4. In combination, a furnace chamber, an internally fired tube within said chamber for producing radiant heat therein, a suction fan for withdrawing gases of combustion from said tube, means outside of said chamber for absorbing heat from said gases before they reach said fan, means for transferring the absorbed heat to a gaseous medium, and means for transferring said medium to the intake end of said tube. 1

WILLIAM M. HEPBURN.

Referenced by
Citing PatentFiling datePublication dateApplicantTitle
US2432314 *Aug 30, 1941Dec 9, 1947Motorola IncGasoline burning hot-air heater
US2465711 *Apr 3, 1944Mar 29, 1949Alick ClarksonHigh velocity gaseous fuel burner for air heaters
US2551823 *Feb 10, 1945May 8, 1951Bunce Jerome RHeating system
US2585892 *Jun 30, 1949Feb 12, 1952Jones & Laughlin Steel CorpAnnealing furnace
US2638889 *May 8, 1947May 19, 1953Dow Doris BHeat-treating element for heattreating furnaces
US2700380 *Dec 29, 1950Jan 25, 1955Surface Combustion CorpRadiant tube heater and combustion air preheater therefor
US2733287 *Sep 20, 1952Jan 31, 1956 Cracking of hydrocarbon gases and heater therefor
US2785053 *Nov 13, 1953Mar 12, 1957Phillips Petroleum CoProcess and apparatus for production of carbon black
US2852346 *Aug 23, 1954Sep 16, 1958Phillips Petroleum CoProcess and apparatus for the production of carbon black
US3046977 *May 21, 1957Jul 31, 1962Figge Carroll CHeating kettle
US3111941 *Oct 9, 1961Nov 26, 1963Preway IncGas dishwasher venting and heating arrangement
US3201098 *Jun 17, 1963Aug 17, 1965Air Heaters IncPortable heater
US3201861 *Mar 31, 1960Aug 24, 1965Fromson H AMethod of making a double-walled tube
US3212554 *Apr 18, 1961Oct 19, 1965Selas Corp Of AmericaMethod of furnace operation

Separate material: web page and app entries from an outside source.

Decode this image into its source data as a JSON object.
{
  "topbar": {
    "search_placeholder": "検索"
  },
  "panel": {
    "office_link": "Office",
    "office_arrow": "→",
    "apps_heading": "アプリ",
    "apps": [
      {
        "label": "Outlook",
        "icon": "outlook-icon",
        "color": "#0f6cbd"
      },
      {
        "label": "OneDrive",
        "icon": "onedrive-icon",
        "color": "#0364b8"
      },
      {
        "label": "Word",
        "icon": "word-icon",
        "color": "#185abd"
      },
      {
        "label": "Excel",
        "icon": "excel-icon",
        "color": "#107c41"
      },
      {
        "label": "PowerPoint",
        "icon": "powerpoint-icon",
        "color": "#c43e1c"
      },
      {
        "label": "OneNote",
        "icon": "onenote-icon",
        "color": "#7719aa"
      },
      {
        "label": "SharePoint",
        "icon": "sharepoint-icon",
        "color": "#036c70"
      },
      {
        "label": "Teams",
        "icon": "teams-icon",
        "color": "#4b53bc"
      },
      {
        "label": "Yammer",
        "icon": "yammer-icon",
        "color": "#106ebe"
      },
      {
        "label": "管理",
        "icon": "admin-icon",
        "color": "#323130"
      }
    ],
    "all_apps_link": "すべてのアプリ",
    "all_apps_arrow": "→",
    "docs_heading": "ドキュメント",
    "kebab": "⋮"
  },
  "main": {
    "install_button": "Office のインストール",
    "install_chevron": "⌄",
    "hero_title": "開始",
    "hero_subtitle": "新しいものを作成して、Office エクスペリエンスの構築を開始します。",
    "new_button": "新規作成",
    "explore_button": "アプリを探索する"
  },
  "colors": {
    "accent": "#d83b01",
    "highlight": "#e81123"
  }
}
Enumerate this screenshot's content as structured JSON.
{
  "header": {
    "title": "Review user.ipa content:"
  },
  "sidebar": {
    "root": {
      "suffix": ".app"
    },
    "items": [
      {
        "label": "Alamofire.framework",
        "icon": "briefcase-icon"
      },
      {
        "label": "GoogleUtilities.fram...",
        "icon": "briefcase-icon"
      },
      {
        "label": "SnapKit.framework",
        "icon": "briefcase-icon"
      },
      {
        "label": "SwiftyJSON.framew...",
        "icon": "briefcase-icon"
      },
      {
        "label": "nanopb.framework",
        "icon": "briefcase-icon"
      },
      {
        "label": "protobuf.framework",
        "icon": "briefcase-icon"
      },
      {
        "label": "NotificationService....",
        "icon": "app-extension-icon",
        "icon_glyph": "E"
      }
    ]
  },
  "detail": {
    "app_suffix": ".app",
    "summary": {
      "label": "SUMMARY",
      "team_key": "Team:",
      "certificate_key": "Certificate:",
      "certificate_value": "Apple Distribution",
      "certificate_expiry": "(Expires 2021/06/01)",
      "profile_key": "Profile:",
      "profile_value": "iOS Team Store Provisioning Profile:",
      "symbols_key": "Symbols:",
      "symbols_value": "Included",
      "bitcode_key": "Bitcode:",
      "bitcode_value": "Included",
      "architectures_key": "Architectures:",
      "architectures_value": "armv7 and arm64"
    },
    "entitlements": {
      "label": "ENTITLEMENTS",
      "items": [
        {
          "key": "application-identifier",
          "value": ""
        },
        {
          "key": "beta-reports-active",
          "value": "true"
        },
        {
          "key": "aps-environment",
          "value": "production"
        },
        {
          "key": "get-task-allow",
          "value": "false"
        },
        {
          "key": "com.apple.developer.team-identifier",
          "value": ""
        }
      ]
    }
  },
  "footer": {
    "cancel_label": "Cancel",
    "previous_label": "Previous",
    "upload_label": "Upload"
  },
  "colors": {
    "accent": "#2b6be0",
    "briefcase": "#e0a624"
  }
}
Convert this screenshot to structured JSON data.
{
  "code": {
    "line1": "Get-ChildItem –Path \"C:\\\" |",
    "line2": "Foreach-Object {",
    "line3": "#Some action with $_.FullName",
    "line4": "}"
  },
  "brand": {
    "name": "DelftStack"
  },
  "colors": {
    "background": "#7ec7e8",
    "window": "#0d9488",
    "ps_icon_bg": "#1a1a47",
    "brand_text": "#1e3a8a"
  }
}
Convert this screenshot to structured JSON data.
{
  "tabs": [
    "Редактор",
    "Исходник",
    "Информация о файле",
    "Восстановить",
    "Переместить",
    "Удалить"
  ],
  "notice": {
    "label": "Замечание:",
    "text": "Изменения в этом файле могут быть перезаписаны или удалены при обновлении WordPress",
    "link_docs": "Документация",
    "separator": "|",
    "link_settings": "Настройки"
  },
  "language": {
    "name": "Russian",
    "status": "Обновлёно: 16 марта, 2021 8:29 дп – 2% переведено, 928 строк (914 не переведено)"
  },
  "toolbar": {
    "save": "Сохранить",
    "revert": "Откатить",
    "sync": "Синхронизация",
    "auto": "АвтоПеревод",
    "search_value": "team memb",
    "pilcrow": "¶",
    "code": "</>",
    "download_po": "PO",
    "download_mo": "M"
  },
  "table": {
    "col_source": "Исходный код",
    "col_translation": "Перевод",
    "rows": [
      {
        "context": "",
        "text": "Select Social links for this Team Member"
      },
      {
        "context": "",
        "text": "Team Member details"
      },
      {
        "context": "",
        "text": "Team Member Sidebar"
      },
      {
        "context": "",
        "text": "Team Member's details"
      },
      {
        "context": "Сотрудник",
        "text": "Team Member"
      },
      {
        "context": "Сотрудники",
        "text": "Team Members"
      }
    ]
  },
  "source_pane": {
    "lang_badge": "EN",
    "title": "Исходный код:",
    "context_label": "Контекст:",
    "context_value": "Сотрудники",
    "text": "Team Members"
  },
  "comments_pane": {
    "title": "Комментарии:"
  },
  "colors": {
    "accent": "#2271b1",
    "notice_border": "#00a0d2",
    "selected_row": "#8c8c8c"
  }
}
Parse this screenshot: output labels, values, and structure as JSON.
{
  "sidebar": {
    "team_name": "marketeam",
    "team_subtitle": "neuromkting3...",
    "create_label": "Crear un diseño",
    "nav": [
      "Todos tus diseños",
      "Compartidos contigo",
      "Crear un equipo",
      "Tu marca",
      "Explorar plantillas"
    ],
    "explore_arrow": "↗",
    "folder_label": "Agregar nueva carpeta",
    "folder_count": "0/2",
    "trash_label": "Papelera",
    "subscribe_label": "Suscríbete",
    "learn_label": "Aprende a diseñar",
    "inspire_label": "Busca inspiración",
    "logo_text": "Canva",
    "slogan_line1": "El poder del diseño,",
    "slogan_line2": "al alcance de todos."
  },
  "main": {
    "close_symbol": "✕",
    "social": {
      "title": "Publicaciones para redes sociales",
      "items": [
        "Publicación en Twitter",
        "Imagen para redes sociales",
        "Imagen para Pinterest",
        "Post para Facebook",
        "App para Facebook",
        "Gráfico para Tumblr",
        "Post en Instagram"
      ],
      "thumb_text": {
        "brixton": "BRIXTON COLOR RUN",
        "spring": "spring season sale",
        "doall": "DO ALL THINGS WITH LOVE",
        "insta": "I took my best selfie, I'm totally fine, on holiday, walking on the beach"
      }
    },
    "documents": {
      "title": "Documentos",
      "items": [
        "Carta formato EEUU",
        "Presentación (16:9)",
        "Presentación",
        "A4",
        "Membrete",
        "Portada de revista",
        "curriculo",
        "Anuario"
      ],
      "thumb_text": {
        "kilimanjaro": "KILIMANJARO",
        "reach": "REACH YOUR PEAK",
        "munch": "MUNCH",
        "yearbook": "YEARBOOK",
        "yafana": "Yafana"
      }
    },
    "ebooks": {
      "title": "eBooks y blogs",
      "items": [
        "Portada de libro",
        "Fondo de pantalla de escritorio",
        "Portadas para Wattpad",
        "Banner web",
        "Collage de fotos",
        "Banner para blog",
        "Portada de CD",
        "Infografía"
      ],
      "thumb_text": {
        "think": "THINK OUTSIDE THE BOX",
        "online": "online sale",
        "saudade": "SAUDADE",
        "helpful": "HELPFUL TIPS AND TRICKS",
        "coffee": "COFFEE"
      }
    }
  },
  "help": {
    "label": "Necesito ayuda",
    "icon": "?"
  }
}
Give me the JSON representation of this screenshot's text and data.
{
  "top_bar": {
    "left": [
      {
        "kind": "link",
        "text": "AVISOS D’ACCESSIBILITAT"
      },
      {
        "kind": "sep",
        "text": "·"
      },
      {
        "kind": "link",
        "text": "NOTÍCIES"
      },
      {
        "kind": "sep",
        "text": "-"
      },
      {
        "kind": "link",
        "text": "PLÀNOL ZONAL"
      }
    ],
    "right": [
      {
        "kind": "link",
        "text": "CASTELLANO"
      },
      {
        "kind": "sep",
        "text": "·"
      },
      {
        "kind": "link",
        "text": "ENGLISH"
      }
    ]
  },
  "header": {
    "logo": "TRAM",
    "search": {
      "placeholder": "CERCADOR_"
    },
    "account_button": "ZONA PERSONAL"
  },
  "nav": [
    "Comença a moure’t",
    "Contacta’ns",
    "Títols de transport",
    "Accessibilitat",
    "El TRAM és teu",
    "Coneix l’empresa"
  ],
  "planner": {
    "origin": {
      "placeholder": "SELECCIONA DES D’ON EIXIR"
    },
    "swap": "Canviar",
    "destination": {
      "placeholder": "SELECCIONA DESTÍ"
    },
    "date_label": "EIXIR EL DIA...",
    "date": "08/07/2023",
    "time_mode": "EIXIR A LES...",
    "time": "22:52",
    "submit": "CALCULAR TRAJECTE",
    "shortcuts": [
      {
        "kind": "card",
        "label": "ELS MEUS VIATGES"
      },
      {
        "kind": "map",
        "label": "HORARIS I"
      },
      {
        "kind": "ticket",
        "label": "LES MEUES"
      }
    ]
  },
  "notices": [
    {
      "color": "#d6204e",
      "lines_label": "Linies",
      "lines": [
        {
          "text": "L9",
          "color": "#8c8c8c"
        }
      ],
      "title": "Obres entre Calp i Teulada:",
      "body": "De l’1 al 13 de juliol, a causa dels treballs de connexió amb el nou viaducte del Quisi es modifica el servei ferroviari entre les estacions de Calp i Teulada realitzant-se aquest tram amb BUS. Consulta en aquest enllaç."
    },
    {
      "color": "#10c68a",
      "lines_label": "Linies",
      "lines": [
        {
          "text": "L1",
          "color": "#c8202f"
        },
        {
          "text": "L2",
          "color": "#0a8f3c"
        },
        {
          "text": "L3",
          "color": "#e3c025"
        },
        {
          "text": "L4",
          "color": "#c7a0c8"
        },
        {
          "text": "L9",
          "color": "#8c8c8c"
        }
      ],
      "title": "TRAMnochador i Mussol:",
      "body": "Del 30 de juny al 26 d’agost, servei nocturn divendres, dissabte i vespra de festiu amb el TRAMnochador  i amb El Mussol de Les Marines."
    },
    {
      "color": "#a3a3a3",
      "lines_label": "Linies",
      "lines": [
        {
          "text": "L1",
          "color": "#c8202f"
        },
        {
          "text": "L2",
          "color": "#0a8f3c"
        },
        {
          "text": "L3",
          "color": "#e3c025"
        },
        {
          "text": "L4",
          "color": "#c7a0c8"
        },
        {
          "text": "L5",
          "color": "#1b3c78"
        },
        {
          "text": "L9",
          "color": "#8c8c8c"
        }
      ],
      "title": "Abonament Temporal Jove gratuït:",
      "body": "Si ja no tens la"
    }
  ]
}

US3304987 *Jan 14, 1964Feb 21, 1967S C A T Soc Pour La ConstructiApparatus for heating with natural gas
US3705617 *Nov 5, 1970Dec 12, 1972Badger CoSublimation apparatus and method
US3828762 *Sep 21, 1972Aug 13, 1974Borg WarnerTubular heat exchanger
US3907510 *Dec 26, 1972Sep 23, 1975Chemsoil CorpSystem for burning sulfur and absorbing sulfur dioxide in water
US3920383 *Jun 20, 1974Nov 18, 1975Electric Furnace CoFluted surface heat exchanger
US4047881 *May 11, 1976Sep 13, 1977Republic Steel CorporationHeat recuperator and shroud for radiant tube burner
US4310303 *Jul 11, 1980Jan 12, 1982W. B. Combustion, Inc.Plug-in recuperator and method
US4344479 *Jul 28, 1978Aug 17, 1982Fuelsaver CompanyProcess and apparatus utilizing common structure for combustion, gas fixation, or waste heat recovery
US4559312 *Sep 19, 1983Dec 17, 1985Kennecott CorporationSintering or reaction sintering process for ceramic or refractory materials using plasma arc gases
US4657074 *Feb 19, 1986Apr 14, 1987Diesel Kiki Co., Ltd.Heat exchanger for combustion heater
US4725223 *Sep 22, 1986Feb 16, 1988Maxon CorporationIncinerator burner assembly
US4800866 *Aug 26, 1988Jan 31, 1989Bloom Engineering Company, Inc.Low NOX radiant tube burner and method
US4828483 *May 25, 1988Mar 22, 1994Bloom Eng Co IncMethod and apparatus for suppressing nox formation in regenerative burners
US6019598 *Jul 6, 1998Feb 1, 2000Dana CorporationAir recuperator for combustion air burners
US7959431Apr 21, 2008Jun 14, 2011Fives North American Combustion, Inc.Radiant tube with recirculation
Classifications
U.S. Classification126/91.00A, 431/215, 431/353, 165/179
International ClassificationF23C3/00
Cooperative ClassificationF23C3/002
European ClassificationF23C3/00B